### WORK TO BE COMPLETED
Count how many lines of the material hold "name". Respond with that number alone.

### RECORDS SUPPLIED
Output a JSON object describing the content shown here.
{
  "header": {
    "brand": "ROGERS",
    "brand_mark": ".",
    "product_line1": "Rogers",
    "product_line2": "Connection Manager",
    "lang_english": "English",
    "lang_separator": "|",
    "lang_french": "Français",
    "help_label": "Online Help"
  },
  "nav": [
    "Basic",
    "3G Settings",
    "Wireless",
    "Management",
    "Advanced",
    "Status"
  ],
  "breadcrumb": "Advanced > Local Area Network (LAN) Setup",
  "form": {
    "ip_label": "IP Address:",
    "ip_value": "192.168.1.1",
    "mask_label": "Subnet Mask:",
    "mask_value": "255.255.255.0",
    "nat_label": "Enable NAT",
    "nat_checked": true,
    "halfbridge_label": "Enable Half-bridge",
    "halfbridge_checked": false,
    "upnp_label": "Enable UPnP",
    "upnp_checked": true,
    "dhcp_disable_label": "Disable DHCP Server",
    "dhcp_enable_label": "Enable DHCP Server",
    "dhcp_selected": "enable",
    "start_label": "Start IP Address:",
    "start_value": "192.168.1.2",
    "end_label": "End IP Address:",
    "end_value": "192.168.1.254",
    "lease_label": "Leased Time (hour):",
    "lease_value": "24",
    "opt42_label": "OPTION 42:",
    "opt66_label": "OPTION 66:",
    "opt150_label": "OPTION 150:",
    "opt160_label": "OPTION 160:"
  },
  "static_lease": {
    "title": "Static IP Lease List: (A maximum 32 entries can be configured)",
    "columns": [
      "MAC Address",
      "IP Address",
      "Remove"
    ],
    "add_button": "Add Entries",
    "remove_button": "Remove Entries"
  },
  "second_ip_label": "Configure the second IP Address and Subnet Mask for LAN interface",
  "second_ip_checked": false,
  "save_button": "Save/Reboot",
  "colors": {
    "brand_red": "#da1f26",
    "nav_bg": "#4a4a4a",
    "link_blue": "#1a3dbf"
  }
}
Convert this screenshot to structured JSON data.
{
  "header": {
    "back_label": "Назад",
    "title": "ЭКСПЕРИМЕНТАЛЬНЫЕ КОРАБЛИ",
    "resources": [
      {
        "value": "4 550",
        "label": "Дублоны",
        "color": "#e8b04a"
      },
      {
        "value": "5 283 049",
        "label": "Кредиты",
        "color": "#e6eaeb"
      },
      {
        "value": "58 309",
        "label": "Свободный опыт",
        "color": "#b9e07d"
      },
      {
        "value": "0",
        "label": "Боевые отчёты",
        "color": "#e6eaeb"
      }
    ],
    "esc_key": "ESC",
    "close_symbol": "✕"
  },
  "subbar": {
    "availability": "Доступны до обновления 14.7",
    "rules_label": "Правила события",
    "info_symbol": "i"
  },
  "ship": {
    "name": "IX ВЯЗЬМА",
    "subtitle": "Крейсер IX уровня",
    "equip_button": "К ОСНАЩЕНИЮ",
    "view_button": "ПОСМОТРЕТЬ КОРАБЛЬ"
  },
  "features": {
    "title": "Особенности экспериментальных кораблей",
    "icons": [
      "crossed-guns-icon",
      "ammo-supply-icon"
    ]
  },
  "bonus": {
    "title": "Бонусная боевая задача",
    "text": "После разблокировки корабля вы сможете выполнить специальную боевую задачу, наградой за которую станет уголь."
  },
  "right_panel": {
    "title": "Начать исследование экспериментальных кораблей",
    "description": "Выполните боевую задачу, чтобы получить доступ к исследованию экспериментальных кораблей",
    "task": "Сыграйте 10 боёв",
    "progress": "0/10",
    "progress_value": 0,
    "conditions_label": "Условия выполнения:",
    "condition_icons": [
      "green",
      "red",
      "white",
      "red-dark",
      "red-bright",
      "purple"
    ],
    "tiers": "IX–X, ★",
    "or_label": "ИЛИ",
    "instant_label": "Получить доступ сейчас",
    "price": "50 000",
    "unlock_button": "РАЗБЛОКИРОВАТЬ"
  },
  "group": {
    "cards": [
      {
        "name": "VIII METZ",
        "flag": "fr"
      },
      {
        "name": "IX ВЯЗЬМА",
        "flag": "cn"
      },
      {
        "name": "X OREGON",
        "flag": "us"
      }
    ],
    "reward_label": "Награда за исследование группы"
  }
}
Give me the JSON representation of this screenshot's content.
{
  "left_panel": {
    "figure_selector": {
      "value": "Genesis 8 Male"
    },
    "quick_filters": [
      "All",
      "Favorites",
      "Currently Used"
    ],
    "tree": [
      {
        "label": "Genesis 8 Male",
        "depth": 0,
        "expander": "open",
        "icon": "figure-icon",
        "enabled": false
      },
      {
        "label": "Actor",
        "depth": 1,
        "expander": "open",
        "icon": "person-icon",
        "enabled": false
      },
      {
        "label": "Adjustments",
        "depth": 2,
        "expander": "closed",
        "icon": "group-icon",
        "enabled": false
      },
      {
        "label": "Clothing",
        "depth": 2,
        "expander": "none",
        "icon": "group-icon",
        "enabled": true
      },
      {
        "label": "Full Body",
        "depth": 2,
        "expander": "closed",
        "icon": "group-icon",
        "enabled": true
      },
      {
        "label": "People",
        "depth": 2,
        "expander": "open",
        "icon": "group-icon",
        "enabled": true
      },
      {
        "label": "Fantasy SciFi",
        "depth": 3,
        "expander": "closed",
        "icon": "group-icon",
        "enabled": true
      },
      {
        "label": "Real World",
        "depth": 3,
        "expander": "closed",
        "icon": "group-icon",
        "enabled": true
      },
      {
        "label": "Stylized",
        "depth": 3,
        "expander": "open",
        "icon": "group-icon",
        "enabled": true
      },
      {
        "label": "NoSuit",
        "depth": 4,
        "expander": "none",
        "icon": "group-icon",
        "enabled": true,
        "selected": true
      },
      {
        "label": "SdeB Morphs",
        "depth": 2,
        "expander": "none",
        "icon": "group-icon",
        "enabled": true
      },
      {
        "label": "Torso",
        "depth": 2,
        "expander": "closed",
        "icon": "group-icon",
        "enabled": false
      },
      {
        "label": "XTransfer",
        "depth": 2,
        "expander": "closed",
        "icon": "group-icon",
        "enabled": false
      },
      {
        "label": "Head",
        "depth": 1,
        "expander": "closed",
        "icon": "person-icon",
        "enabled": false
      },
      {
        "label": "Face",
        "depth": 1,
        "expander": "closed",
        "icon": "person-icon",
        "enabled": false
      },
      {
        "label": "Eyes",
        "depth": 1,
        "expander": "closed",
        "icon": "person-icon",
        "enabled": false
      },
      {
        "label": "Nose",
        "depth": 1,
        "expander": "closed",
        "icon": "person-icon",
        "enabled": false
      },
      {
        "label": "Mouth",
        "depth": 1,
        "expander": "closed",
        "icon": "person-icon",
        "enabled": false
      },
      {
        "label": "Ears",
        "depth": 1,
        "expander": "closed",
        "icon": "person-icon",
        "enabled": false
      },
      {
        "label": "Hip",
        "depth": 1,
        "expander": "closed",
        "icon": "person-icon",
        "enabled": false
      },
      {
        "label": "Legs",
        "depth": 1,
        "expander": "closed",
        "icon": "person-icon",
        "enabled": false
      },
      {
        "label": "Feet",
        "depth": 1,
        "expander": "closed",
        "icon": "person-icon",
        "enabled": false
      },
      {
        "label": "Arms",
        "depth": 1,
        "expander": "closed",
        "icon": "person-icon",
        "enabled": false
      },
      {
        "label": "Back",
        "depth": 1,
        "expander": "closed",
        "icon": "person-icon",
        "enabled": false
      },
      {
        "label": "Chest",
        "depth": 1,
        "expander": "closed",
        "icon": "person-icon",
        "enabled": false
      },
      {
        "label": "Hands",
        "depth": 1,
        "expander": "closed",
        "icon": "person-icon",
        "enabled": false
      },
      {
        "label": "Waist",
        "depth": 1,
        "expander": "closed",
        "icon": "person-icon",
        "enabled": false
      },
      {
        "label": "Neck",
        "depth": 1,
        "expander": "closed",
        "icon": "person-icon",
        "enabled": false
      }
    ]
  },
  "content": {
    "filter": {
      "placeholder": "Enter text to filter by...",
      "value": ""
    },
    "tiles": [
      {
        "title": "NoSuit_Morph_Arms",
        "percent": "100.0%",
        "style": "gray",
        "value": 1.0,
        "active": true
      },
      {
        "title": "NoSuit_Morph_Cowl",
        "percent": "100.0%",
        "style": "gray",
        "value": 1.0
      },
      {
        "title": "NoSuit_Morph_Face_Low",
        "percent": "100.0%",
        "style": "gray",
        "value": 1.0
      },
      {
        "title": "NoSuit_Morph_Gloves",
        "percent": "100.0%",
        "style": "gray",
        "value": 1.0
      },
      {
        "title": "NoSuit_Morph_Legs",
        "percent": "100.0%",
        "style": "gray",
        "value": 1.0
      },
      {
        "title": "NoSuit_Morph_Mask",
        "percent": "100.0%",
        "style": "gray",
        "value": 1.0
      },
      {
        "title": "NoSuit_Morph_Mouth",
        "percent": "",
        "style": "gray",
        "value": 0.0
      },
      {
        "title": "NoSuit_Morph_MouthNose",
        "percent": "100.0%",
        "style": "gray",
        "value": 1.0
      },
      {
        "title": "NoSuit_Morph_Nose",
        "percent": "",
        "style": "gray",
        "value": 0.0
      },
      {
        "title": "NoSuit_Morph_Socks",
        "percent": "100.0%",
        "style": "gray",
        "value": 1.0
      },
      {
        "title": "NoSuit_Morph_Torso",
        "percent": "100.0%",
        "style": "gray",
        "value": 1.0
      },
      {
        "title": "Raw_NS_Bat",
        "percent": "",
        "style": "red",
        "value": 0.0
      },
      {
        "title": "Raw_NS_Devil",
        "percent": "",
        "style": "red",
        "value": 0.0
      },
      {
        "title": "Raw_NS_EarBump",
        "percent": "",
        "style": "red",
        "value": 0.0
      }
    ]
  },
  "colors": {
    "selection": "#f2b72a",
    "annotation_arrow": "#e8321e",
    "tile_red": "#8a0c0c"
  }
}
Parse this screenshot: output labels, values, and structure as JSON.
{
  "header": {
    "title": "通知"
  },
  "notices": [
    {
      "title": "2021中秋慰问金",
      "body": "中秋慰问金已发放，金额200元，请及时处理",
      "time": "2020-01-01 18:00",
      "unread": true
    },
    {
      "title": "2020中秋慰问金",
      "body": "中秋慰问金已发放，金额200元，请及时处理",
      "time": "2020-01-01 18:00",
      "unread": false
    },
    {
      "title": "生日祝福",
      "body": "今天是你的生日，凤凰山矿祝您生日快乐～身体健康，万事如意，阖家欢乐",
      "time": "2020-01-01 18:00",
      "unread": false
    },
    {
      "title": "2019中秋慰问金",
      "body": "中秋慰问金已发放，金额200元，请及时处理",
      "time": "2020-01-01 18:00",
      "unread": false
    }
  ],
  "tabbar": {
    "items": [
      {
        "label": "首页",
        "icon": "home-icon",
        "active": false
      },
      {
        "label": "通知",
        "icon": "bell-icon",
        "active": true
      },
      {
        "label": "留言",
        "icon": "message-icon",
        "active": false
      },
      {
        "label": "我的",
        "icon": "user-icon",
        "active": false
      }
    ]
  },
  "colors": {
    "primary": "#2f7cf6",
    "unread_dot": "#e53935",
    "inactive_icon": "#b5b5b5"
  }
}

### TASK RESPONSE
4